*** Given data Section Begins ***
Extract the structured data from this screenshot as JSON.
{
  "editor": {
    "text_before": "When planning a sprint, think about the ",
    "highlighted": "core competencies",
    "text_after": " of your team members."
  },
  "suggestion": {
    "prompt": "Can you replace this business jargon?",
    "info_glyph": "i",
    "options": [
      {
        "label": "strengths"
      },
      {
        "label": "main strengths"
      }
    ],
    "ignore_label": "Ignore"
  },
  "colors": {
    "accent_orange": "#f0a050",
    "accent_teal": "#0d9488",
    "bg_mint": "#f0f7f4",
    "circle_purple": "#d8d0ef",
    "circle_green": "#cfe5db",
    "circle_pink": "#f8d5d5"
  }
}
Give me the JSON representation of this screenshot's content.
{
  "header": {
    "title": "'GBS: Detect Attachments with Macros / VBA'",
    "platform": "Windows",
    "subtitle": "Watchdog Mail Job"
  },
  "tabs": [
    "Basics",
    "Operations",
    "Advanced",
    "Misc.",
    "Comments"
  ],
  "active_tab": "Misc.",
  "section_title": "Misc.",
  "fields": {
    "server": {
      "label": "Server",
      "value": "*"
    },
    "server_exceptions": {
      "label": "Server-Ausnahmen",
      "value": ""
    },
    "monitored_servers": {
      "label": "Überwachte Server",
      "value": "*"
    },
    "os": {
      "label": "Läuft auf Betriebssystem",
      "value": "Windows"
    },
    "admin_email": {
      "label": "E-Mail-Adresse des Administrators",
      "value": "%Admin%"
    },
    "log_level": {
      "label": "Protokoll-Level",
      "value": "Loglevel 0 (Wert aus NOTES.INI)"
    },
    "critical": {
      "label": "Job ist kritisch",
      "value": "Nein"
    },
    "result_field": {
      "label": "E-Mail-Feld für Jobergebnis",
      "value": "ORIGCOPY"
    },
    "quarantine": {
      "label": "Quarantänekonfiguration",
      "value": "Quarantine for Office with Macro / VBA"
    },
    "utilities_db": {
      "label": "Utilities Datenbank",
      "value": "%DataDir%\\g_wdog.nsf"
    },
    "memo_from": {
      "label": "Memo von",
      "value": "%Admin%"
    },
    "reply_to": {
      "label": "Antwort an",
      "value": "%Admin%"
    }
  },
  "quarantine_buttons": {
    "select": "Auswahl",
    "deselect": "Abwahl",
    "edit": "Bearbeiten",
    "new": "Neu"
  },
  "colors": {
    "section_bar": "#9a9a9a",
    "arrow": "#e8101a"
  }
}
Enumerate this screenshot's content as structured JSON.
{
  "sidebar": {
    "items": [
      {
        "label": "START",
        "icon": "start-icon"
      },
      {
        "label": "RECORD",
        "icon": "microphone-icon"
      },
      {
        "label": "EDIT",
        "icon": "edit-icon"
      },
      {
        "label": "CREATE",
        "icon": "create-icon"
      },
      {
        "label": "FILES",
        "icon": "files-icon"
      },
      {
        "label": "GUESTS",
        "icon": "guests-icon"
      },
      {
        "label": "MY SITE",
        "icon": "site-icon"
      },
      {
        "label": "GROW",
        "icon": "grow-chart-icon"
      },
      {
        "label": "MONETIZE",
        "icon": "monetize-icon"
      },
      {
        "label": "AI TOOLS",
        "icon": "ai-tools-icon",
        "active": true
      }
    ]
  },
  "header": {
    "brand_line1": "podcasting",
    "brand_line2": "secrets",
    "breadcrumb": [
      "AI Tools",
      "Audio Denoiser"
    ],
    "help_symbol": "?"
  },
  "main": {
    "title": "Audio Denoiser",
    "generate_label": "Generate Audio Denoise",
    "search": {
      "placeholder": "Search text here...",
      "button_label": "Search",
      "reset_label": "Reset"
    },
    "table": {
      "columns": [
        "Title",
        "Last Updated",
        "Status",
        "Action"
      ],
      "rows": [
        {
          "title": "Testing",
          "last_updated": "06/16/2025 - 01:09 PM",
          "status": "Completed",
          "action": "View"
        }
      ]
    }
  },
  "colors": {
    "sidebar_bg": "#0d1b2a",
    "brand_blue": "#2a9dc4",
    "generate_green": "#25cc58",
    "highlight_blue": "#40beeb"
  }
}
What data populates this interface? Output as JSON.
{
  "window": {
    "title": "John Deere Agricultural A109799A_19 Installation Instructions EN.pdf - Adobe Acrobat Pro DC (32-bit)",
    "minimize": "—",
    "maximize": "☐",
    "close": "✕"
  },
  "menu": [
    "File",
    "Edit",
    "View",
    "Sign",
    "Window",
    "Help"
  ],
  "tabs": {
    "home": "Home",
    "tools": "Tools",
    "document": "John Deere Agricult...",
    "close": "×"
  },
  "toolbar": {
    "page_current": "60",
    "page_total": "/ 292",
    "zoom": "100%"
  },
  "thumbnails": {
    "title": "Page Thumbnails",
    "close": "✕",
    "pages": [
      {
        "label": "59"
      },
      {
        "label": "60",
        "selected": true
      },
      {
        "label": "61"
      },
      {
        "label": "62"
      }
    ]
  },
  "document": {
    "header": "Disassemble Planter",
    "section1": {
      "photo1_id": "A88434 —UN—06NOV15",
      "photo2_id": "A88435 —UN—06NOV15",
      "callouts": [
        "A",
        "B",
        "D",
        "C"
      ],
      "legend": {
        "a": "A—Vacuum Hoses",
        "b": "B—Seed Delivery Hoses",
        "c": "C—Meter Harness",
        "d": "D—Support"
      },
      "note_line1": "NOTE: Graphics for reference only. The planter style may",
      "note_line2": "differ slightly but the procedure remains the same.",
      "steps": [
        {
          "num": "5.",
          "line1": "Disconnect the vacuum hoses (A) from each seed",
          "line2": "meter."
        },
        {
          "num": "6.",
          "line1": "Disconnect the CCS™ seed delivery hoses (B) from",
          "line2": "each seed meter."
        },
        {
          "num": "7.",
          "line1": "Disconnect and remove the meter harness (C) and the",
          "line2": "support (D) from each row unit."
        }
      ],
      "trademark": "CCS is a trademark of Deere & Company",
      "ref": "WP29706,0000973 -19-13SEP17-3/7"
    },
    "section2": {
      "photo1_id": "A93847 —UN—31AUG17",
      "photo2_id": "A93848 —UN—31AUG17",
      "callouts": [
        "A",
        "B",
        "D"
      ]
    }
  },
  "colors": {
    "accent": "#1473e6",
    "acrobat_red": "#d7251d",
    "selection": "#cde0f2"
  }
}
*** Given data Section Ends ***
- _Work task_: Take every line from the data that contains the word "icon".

- _Task output_:
        "icon": "start-icon"
        "icon": "microphone-icon"
        "icon": "edit-icon"
        "icon": "create-icon"
        "icon": "files-icon"
        "icon": "guests-icon"
        "icon": "site-icon"
        "icon": "grow-chart-icon"
        "icon": "monetize-icon"
        "icon": "ai-tools-icon",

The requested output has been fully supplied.